    Some stations are worse about it than others. The broadcast networks aren’t *too* bad — ABC, NBC, CBS, etc — but the basic cable ones suck these days, they keep going back & forth between blasting commercials and inaudible shows.

    What I don’t get is why there isn’t a “client-side” fix for this. There’s circuitry for iPods, car stereos, etc to level out the volume between highs & lows, or better still to have a microphone so that the volume can be balanced against the ambient noise in the room (or car, or whatever). Why don’t TVs have this kind of ability? Or cable boxes? Or TiVOs? Hell maybe you could get it to work with one of those media PCs (Windows media center, Linux MythTV, OSX EyeTV, etc) then that might be a selling point for those devices. There’s an obvious demand for it, I’m not sure why there isn’t a solution available…

  2. It’s easy. Volume levels rise during commercials, so that they grab your attention.

    If you have your TV volume at, say 6, while watching some procedural cop drama that thinks it has an interesting plot twist, and then the commercials come on and the volume jumps to 11, You’re gonna be aware of that commercial. Sure, you’ll be pissed off, but somewhere, they hope, in the back of your head, you’ll remember “Oh, yeah, I need to dust the curio… I’ll purchase endust!”

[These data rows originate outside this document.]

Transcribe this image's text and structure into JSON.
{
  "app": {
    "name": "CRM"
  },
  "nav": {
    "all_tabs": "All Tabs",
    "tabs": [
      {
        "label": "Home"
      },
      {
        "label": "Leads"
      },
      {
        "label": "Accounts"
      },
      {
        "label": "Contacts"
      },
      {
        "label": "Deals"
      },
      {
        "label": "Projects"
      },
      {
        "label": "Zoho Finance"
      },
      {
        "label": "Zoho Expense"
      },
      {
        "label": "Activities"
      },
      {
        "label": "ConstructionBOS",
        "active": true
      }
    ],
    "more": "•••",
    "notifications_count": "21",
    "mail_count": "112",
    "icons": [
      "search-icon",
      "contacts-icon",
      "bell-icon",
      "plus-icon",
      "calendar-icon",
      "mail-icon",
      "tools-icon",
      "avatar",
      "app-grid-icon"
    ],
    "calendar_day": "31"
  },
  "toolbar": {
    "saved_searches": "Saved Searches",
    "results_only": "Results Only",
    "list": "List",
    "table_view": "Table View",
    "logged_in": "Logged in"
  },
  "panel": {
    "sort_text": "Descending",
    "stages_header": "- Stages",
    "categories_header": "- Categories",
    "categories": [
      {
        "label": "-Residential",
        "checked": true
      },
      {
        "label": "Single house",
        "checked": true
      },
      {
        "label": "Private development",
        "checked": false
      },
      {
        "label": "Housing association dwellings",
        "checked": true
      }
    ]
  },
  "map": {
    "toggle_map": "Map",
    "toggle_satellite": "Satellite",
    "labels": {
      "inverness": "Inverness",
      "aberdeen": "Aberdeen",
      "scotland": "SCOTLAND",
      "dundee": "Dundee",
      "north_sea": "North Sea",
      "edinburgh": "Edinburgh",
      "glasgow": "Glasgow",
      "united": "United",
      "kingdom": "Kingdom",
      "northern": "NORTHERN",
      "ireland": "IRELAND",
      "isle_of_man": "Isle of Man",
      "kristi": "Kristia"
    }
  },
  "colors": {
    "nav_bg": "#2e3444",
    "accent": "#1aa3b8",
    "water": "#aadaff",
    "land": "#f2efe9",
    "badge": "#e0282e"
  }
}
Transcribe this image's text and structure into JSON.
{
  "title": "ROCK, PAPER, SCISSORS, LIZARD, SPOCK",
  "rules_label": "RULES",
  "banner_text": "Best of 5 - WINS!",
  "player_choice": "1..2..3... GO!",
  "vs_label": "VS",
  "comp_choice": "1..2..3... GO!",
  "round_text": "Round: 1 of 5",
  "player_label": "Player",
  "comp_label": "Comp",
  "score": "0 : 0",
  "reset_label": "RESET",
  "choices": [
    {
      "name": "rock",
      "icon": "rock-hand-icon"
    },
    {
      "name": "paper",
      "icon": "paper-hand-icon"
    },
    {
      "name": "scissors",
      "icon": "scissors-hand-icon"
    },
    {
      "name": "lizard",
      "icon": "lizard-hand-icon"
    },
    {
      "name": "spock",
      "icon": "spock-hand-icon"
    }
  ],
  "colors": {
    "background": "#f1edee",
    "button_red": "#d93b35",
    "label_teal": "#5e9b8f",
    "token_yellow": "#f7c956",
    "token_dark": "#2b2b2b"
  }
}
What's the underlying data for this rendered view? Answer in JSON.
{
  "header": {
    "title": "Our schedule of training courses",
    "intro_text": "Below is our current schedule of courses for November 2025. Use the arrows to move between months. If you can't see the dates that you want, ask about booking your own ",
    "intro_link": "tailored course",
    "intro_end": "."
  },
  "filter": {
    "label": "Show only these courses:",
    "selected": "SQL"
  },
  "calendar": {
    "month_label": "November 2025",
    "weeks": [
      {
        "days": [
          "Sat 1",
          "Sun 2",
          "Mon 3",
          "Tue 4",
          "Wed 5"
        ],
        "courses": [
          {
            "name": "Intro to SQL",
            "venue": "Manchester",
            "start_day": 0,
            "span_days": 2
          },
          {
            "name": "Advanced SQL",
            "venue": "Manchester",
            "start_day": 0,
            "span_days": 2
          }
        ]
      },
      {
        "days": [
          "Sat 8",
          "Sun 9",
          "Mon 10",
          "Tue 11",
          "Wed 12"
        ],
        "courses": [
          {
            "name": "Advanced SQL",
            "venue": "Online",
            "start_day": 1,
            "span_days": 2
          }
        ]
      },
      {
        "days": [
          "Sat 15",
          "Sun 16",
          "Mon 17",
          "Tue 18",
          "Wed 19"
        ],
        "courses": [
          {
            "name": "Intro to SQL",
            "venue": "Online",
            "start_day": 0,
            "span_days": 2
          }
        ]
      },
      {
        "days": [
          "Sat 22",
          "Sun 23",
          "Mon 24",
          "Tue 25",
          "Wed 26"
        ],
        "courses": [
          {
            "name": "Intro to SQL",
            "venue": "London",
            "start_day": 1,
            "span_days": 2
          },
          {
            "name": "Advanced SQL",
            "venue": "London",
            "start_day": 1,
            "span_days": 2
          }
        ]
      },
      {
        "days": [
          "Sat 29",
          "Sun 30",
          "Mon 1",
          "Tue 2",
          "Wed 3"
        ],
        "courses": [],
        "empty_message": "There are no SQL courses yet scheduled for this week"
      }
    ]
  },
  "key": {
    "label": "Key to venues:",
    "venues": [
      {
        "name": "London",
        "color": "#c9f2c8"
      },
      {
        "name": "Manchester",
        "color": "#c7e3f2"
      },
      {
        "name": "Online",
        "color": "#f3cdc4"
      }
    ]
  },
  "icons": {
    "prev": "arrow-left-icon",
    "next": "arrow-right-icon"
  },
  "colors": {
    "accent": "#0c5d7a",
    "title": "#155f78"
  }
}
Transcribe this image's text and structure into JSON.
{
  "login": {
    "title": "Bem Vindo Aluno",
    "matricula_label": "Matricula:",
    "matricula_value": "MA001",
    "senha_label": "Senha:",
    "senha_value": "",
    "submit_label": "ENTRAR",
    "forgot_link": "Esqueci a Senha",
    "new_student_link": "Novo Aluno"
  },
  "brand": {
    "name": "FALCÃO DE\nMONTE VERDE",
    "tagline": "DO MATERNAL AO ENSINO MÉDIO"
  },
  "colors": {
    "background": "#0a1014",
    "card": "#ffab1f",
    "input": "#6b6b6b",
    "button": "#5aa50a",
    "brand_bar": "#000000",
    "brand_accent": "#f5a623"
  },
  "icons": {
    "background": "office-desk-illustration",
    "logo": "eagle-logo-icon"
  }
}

  3. What I don’t get is why there isn’t a “client-side” fix for this.

    I make it a habit to always mute the TV when commercials come on, for exactly this reason.

  4. actually, before I got satellite TV I had a computer DVR hooked up, I think I had Beyond TV running on it, and it was fairly accurate with guessing when commercials started and stopped. So I could just skip the loud ass commercials all together. Chris is right though, it is odd that noone makes an automatic volume leveler for TV

  5. Besides all of the “TV stations make the commercials louder on purpose” comments that you’ve received so far, there are a couple of other factors that you may wish to consider.

    There probably isn’t a person panning from the show to the commercial and back now. The backhaul feed has an out of band signal to where to drop the commercial segments, and the systems drop in the commercial that the ad management app says to. As a rough analogy, saying that the sound levels don’t match is like saying that the colors for the ads on Boston.com clash with the layout. With the current structure of cable and satellite TV providers, where the commercials get stitched in is getting more varied. For a long time there have been national and local spots. I strongly suspect that satellite receivers stitch in the appropriate local commercials at the receiver itself. (the same video stream is going to both my receiver and people in lets say NY. At the commercial, each of our receivers switch to the local commercial “channel” for our region, and then switch back once the show starts.

  6. for the “automatic volume leveler”, if you had a decently complex home entertainment system, you could probably hook up a simple analog audio compressor. (raises volume when the source is too quiet, lowers volume when source is too loud, effectively reducing the dynamic range.) but it is odd that a feature that it common on nearly every MP3 player (either portable appliance or software application on the computer.) has some sort of “sound check” or similar feature.

  7. i can see the reasoning behind Andrews “stitched together” comment, but it seems like there should be a standard practice sort of deal. Like if everyone agreed that a 50khz tone should be at a 10db volume level, or whatever it ends up being, than aside from playing things purposely loud to draw you into buying a bag of doritos, the volume problems should be fairly rare.

  8. Oh, another thing I meant to mention before is that commercials seems louder even at the same decibel level based on the type of audio content it presents. A string quartet a few dozen seats away is “louder” than someone talking at close range. The music in a commercial is going to seem louder than the dialog of a drama, even if they read at the same volume level. Commercials have people talking excitedly, bombastic music, and generally are built to be noisy, and would probably have to be put at a /lower/ volume to match many television shows. (a TV show just can’t keep up that sort of excitement level for the 20-40 they have of non-ad space.)

Leave a Comment